**Task:** The goal is to restate all of the records below word for word.

*-*-*

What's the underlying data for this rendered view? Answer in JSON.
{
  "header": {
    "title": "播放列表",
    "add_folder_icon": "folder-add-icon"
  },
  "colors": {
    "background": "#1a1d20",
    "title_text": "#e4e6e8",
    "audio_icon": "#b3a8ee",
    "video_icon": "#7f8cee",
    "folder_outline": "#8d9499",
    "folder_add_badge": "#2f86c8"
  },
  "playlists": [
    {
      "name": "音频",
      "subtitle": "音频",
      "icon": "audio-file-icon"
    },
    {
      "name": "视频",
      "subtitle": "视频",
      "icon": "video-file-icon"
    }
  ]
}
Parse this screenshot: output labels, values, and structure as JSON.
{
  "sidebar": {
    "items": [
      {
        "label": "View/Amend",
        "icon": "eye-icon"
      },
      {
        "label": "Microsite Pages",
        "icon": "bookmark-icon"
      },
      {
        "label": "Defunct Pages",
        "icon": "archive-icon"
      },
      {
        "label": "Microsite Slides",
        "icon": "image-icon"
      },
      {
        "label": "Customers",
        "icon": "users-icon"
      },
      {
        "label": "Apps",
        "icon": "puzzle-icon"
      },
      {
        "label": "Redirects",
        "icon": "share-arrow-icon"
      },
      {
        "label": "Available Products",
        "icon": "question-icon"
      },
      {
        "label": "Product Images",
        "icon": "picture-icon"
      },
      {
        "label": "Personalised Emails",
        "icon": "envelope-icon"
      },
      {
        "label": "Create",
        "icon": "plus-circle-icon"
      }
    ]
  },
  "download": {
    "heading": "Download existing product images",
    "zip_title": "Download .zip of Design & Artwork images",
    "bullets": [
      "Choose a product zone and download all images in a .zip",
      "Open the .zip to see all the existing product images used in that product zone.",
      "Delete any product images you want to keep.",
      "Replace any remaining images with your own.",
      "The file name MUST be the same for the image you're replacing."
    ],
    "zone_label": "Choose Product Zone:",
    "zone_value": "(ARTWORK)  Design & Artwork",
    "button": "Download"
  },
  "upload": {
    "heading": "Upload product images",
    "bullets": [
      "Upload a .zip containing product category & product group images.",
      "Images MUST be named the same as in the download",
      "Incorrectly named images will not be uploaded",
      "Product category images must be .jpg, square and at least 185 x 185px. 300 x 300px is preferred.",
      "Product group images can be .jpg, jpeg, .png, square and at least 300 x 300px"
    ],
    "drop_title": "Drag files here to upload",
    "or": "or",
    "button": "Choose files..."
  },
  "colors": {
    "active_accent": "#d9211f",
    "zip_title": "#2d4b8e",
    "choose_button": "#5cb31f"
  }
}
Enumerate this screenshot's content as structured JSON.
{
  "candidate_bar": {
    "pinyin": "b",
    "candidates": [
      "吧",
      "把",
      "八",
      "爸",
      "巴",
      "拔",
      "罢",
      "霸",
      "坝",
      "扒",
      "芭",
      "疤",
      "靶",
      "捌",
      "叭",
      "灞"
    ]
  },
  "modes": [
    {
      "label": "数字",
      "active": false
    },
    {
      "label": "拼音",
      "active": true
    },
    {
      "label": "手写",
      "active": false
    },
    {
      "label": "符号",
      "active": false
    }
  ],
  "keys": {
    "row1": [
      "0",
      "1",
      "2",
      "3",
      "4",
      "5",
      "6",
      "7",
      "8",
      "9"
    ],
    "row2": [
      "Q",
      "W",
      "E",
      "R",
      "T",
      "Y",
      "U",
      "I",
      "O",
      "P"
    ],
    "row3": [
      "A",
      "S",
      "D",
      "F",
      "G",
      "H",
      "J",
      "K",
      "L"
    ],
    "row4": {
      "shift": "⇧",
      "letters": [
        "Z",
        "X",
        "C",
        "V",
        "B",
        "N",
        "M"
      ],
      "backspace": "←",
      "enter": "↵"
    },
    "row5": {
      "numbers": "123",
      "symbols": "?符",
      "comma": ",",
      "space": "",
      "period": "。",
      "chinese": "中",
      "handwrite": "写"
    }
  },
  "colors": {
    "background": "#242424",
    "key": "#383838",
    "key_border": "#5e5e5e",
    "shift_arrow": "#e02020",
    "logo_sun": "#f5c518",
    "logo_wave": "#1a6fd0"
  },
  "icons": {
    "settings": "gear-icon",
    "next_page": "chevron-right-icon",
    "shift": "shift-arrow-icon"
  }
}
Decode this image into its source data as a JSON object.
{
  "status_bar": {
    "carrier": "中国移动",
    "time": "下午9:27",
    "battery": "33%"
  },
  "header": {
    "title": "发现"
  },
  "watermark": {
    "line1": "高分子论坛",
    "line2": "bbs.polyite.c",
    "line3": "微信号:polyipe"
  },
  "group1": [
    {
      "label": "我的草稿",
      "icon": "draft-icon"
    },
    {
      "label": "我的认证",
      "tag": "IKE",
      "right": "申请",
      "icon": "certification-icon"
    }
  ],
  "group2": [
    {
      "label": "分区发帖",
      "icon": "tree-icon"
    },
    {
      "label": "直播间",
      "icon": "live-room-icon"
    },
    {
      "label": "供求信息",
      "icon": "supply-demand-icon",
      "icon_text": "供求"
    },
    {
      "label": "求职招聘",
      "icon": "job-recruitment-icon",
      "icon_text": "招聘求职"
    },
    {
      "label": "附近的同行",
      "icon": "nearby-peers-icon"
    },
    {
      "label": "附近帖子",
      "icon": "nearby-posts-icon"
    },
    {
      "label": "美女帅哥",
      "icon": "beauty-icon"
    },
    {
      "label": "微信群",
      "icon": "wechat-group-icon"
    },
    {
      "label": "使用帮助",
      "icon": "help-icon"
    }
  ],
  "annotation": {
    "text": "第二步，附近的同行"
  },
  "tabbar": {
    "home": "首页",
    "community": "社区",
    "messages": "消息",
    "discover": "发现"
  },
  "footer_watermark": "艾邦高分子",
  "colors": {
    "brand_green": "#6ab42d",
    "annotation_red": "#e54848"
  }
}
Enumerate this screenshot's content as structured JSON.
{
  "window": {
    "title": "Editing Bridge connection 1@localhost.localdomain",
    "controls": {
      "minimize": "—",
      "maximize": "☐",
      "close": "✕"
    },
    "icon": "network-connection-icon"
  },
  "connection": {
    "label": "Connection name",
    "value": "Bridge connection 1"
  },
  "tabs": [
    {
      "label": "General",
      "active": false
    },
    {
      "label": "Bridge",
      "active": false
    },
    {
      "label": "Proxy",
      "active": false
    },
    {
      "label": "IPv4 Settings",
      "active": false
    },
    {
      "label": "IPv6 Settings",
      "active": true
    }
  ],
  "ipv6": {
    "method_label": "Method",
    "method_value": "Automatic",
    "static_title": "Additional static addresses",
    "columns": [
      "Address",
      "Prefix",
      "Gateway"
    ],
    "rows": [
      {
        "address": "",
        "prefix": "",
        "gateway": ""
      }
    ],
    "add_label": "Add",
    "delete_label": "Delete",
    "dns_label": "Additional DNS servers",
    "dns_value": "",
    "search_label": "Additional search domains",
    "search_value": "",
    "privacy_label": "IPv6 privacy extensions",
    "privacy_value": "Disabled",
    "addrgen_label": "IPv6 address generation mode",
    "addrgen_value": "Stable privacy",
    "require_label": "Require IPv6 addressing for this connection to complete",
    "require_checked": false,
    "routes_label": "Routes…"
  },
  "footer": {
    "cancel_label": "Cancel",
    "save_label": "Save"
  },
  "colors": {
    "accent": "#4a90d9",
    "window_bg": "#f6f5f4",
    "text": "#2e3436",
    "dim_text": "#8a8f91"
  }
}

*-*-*

**Answer to this problem:**
What's the underlying data for this rendered view? Answer in JSON.
{
  "header": {
    "title": "播放列表",
    "add_folder_icon": "folder-add-icon"
  },
  "colors": {
    "background": "#1a1d20",
    "title_text": "#e4e6e8",
    "audio_icon": "#b3a8ee",
    "video_icon": "#7f8cee",
    "folder_outline": "#8d9499",
    "folder_add_badge": "#2f86c8"
  },
  "playlists": [
    {
      "name": "音频",
      "subtitle": "音频",
      "icon": "audio-file-icon"
    },
    {
      "name": "视频",
      "subtitle": "视频",
      "icon": "video-file-icon"
    }
  ]
}
Parse this screenshot: output labels, values, and structure as JSON.
{
  "sidebar": {
    "items": [
      {
        "label": "View/Amend",
        "icon": "eye-icon"
      },
      {
        "label": "Microsite Pages",
        "icon": "bookmark-icon"
      },
      {
        "label": "Defunct Pages",
        "icon": "archive-icon"
      },
      {
        "label": "Microsite Slides",
        "icon": "image-icon"
      },
      {
        "label": "Customers",
        "icon": "users-icon"
      },
      {
        "label": "Apps",
        "icon": "puzzle-icon"
      },
      {
        "label": "Redirects",
        "icon": "share-arrow-icon"
      },
      {
        "label": "Available Products",
        "icon": "question-icon"
      },
      {
        "label": "Product Images",
        "icon": "picture-icon"
      },
      {
        "label": "Personalised Emails",
        "icon": "envelope-icon"
      },
      {
        "label": "Create",
        "icon": "plus-circle-icon"
      }
    ]
  },
  "download": {
    "heading": "Download existing product images",
    "zip_title": "Download .zip of Design & Artwork images",
    "bullets": [
      "Choose a product zone and download all images in a .zip",
      "Open the .zip to see all the existing product images used in that product zone.",
      "Delete any product images you want to keep.",
      "Replace any remaining images with your own.",
      "The file name MUST be the same for the image you're replacing."
    ],
    "zone_label": "Choose Product Zone:",
    "zone_value": "(ARTWORK)  Design & Artwork",
    "button": "Download"
  },
  "upload": {
    "heading": "Upload product images",
    "bullets": [
      "Upload a .zip containing product category & product group images.",
      "Images MUST be named the same as in the download",
      "Incorrectly named images will not be uploaded",
      "Product category images must be .jpg, square and at least 185 x 185px. 300 x 300px is preferred.",
      "Product group images can be .jpg, jpeg, .png, square and at least 300 x 300px"
    ],
    "drop_title": "Drag files here to upload",
    "or": "or",
    "button": "Choose files..."
  },
  "colors": {
    "active_accent": "#d9211f",
    "zip_title": "#2d4b8e",
    "choose_button": "#5cb31f"
  }
}
Enumerate this screenshot's content as structured JSON.
{
  "candidate_bar": {
    "pinyin": "b",
    "candidates": [
      "吧",
      "把",
      "八",
      "爸",
      "巴",
      "拔",
      "罢",
      "霸",
      "坝",
      "扒",
      "芭",
      "疤",
      "靶",
      "捌",
      "叭",
      "灞"
    ]
  },
  "modes": [
    {
      "label": "数字",
      "active": false
    },
    {
      "label": "拼音",
      "active": true
    },
    {
      "label": "手写",
      "active": false
    },
    {
      "label": "符号",
      "active": false
    }
  ],
  "keys": {
    "row1": [
      "0",
      "1",
      "2",
      "3",
      "4",
      "5",
      "6",
      "7",
      "8",
      "9"
    ],
    "row2": [
      "Q",
      "W",
      "E",
      "R",
      "T",
      "Y",
      "U",
      "I",
      "O",
      "P"
    ],
    "row3": [
      "A",
      "S",
      "D",
      "F",
      "G",
      "H",
      "J",
      "K",
      "L"
    ],
    "row4": {
      "shift": "⇧",
      "letters": [
        "Z",
        "X",
        "C",
        "V",
        "B",
        "N",
        "M"
      ],
      "backspace": "←",
      "enter": "↵"
    },
    "row5": {
      "numbers": "123",
      "symbols": "?符",
      "comma": ",",
      "space": "",
      "period": "。",
      "chinese": "中",
      "handwrite": "写"
    }
  },
  "colors": {
    "background": "#242424",
    "key": "#383838",
    "key_border": "#5e5e5e",
    "shift_arrow": "#e02020",
    "logo_sun": "#f5c518",
    "logo_wave": "#1a6fd0"
  },
  "icons": {
    "settings": "gear-icon",
    "next_page": "chevron-right-icon",
    "shift": "shift-arrow-icon"
  }
}
Decode this image into its source data as a JSON object.
{
  "status_bar": {
    "carrier": "中国移动",
    "time": "下午9:27",
    "battery": "33%"
  },
  "header": {
    "title": "发现"
  },
  "watermark": {
    "line1": "高分子论坛",
    "line2": "bbs.polyite.c",
    "line3": "微信号:polyipe"
  },
  "group1": [
    {
      "label": "我的草稿",
      "icon": "draft-icon"
    },
    {
      "label": "我的认证",
      "tag": "IKE",
      "right": "申请",
      "icon": "certification-icon"
    }
  ],
  "group2": [
    {
      "label": "分区发帖",
      "icon": "tree-icon"
    },
    {
      "label": "直播间",
      "icon": "live-room-icon"
    },
    {
      "label": "供求信息",
      "icon": "supply-demand-icon",
      "icon_text": "供求"
    },
    {
      "label": "求职招聘",
      "icon": "job-recruitment-icon",
      "icon_text": "招聘求职"
    },
    {
      "label": "附近的同行",
      "icon": "nearby-peers-icon"
    },
    {
      "label": "附近帖子",
      "icon": "nearby-posts-icon"
    },
    {
      "label": "美女帅哥",
      "icon": "beauty-icon"
    },
    {
      "label": "微信群",
      "icon": "wechat-group-icon"
    },
    {
      "label": "使用帮助",
      "icon": "help-icon"
    }
  ],
  "annotation": {
    "text": "第二步，附近的同行"
  },
  "tabbar": {
    "home": "首页",
    "community": "社区",
    "messages": "消息",
    "discover": "发现"
  },
  "footer_watermark": "艾邦高分子",
  "colors": {
    "brand_green": "#6ab42d",
    "annotation_red": "#e54848"
  }
}
Enumerate this screenshot's content as structured JSON.
{
  "window": {
    "title": "Editing Bridge connection 1@localhost.localdomain",
    "controls": {
      "minimize": "—",
      "maximize": "☐",
      "close": "✕"
    },
    "icon": "network-connection-icon"
  },
  "connection": {
    "label": "Connection name",
    "value": "Bridge connection 1"
  },
  "tabs": [
    {
      "label": "General",
      "active": false
    },
    {
      "label": "Bridge",
      "active": false
    },
    {
      "label": "Proxy",
      "active": false
    },
    {
      "label": "IPv4 Settings",
      "active": false
    },
    {
      "label": "IPv6 Settings",
      "active": true
    }
  ],
  "ipv6": {
    "method_label": "Method",
    "method_value": "Automatic",
    "static_title": "Additional static addresses",
    "columns": [
      "Address",
      "Prefix",
      "Gateway"
    ],
    "rows": [
      {
        "address": "",
        "prefix": "",
        "gateway": ""
      }
    ],
    "add_label": "Add",
    "delete_label": "Delete",
    "dns_label": "Additional DNS servers",
    "dns_value": "",
    "search_label": "Additional search domains",
    "search_value": "",
    "privacy_label": "IPv6 privacy extensions",
    "privacy_value": "Disabled",
    "addrgen_label": "IPv6 address generation mode",
    "addrgen_value": "Stable privacy",
    "require_label": "Require IPv6 addressing for this connection to complete",
    "require_checked": false,
    "routes_label": "Routes…"
  },
  "footer": {
    "cancel_label": "Cancel",
    "save_label": "Save"
  },
  "colors": {
    "accent": "#4a90d9",
    "window_bg": "#f6f5f4",
    "text": "#2e3436",
    "dim_text": "#8a8f91"
  }
}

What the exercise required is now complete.